I’m a Whedon fan myself, but I don’t think he could redo SWI-III. It’s just not his kind of story. I suppose if an investor gave him a shitload of money and said “I want you to ‘reimagine’ Star Wars and btw I bought the rights so this is totally legit what do you say?” and Joss said OK … Well, he’d produce something interesting, I’m sure, but it would be as different from the original SW as the new BG is from the 1970’s version, if not more so.
Of course, Hollywood being what it is, it’s fairly inevitable that someday someone will remake them. Just give it twenty years.
Whedon has a tendency to write smart, witty dialog, and this board just so happens to attract members who enjoy the occasional bit of smart, witty dialog. Aside from the fact that he also excels in character development and fascinating storylines (although one could argue his real talent lies in the medium of long-form television drama rather than film), there’s your explanation for why he’s so well-received on the Dope.
If you ask me, I think he could’ve done a much better job with Episodes I-III than Lucas, but so would most people on the planet (note: hyperbole).
I agree with this completely. Serenity bored me to tears, and I found Buffy similarly a study in tedious fetishizing of grrrl power and overlong dialogue. I simply cannot understand the Whedon worship around here.
And I think a Whedon SW would just be replacing one disaster with another. Instead of lightsabre battles you’d get endless, self-indulgently snooze-inducing repartee between Jedi and Sith. They’d force-chat each other to death, and then Queen Padme would be left take out the Emperor with mad telekinetic powerrzzz.
Wow, I’ve never encountered anyone else who agreed with me on the whole Whedon cult of the warrior-chick the way RickJay and Loopydude seem to. I’ve always thought the whole thing was SO stupid. Tarantino’s fetishized female assassins in the Kill Bill movies also make me feel the same way. I have no interest in the mostly Japanese-influenced killer chick pop culture mythos.
First of all it strikes me as phony and fake, a cinematic invention which flies in the face of the historical truth which is that women are generally not killers. And this is good! If women ran the world I’m sure there would be much less violence. But this girl-power thing is simply not how the world works. Fighting and killing is a man’s world through and through. Particularly in Japanese culture which is EXTREMELY patriarchal and has no tradition whatsoever of females fighting.
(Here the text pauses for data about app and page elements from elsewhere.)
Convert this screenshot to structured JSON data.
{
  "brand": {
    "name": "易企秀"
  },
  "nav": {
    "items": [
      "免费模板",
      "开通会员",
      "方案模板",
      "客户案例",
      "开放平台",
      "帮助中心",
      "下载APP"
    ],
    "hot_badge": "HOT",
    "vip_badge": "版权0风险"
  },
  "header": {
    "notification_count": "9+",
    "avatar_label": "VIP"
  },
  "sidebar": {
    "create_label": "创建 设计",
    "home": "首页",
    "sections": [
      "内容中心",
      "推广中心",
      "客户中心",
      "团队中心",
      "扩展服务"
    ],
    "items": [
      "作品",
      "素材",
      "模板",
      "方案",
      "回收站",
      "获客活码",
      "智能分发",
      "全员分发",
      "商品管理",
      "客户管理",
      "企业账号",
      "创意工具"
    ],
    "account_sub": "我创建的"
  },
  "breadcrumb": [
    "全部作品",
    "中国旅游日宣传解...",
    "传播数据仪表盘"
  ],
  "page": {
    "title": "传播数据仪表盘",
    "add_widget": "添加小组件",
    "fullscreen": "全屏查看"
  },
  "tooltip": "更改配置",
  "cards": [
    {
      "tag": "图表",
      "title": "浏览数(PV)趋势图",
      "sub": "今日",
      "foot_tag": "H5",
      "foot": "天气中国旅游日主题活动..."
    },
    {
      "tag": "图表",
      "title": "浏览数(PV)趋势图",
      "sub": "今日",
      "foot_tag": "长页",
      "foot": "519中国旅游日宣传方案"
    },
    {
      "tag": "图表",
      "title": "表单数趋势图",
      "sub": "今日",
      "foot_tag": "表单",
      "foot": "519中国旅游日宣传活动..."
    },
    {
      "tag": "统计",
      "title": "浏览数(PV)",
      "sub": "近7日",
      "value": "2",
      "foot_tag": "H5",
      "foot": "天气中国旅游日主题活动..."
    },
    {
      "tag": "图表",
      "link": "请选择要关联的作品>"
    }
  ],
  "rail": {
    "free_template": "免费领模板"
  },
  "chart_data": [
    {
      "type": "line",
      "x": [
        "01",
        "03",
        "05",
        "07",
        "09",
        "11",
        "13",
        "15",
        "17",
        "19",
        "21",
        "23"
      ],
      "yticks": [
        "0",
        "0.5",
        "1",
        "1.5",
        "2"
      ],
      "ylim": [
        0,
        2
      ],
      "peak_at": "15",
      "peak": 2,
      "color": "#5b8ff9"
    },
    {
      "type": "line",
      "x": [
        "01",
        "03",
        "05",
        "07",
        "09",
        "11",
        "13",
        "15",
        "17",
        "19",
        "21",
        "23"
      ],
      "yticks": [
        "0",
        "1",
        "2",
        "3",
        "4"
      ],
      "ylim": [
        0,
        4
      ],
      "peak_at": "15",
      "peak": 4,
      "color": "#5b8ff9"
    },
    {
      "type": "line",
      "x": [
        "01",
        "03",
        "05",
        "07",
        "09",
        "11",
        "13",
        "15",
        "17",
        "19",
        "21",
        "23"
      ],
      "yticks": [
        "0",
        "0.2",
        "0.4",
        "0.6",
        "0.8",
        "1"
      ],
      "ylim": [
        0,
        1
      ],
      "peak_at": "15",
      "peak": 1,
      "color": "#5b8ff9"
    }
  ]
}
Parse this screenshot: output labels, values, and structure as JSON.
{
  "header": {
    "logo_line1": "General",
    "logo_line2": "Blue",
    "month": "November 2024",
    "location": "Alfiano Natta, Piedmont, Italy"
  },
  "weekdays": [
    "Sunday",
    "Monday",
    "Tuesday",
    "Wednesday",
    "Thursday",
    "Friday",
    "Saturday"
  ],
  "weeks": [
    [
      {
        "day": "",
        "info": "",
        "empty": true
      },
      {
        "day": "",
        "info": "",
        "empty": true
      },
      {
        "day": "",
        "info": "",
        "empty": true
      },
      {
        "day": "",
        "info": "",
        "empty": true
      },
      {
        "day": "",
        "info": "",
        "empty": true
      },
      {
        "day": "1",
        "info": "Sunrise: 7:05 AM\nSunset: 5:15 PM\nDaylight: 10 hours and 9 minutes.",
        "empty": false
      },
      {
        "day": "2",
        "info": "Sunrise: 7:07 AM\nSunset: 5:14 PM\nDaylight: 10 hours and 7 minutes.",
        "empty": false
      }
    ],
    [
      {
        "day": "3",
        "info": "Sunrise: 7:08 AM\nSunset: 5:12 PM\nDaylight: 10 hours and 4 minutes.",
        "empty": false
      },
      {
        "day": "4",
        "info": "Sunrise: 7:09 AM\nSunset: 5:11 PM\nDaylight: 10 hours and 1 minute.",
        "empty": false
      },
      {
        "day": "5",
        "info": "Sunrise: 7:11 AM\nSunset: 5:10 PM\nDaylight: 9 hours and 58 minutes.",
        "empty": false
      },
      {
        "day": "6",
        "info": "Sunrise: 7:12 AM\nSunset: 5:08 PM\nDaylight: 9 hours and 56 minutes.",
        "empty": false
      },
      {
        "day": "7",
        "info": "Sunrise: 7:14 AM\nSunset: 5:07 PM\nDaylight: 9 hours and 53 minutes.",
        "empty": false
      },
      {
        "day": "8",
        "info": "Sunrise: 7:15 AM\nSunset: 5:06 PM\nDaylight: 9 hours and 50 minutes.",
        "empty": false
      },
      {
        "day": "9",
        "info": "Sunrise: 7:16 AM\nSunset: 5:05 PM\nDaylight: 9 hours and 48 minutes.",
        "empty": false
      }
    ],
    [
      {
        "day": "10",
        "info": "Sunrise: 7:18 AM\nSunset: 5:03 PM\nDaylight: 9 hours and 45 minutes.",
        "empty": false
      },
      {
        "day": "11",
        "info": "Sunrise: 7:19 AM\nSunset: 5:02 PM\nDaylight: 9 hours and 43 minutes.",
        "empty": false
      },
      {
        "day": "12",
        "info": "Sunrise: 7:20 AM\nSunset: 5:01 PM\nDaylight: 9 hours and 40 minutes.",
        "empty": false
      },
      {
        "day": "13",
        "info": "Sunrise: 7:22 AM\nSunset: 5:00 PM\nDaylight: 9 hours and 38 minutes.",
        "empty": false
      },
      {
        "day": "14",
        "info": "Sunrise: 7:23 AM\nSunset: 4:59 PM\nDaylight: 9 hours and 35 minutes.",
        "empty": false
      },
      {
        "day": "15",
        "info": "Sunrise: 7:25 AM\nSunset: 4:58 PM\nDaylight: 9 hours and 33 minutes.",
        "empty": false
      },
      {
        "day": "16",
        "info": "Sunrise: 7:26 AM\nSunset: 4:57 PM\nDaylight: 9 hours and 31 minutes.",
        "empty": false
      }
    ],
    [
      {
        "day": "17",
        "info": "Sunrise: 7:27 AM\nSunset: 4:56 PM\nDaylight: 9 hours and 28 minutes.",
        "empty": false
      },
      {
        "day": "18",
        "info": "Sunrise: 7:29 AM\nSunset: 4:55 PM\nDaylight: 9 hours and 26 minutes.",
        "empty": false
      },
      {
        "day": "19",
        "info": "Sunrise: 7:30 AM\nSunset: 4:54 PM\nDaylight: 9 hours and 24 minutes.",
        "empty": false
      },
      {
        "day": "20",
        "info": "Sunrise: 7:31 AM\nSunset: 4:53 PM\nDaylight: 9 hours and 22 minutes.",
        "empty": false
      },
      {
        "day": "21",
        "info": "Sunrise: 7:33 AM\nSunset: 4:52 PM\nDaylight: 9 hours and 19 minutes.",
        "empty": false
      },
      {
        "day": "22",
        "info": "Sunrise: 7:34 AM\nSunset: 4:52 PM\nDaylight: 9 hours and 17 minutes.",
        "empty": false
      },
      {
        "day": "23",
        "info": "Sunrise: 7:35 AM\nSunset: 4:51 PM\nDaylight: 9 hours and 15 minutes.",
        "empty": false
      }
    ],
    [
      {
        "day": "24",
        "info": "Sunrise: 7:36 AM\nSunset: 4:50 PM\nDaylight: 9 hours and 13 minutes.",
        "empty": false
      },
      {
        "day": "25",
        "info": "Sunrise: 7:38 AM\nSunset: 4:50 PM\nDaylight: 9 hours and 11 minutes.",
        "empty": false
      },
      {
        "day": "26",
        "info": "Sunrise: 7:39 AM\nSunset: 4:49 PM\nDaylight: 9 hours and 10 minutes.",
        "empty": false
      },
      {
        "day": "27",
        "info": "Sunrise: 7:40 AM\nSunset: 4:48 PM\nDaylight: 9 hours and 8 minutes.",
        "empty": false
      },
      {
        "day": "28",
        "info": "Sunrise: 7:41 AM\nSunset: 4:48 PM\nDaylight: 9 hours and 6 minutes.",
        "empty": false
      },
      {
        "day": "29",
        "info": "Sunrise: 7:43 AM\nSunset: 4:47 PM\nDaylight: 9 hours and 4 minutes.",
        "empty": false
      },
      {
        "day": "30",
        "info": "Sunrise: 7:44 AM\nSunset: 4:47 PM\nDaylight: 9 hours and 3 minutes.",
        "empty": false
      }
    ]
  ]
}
Therefore I find the whole anime/manga girl-ninja/assassin/mercenary bullshit to be ridiculous, unrealistic, and annoying.
Natalie Portman, Ewan MacGregor, and Hayden Christiansen are all fine actors (yes, even Hayden…check out Life as a House sometime). The poor acting was less a product of the quality of actors and more a result of Lucas’ terriblly written dialogue. The actors did the best they could with the material they were given.
Christiansen can act, the evidence does exist. For that matter, so can Samuel L. Jackson and Liam Neeson and everyone else in the prequels. They just had shitty dialogue and shitty stories to deal with and you can’t overcome that (although MacGregor had some good moments.)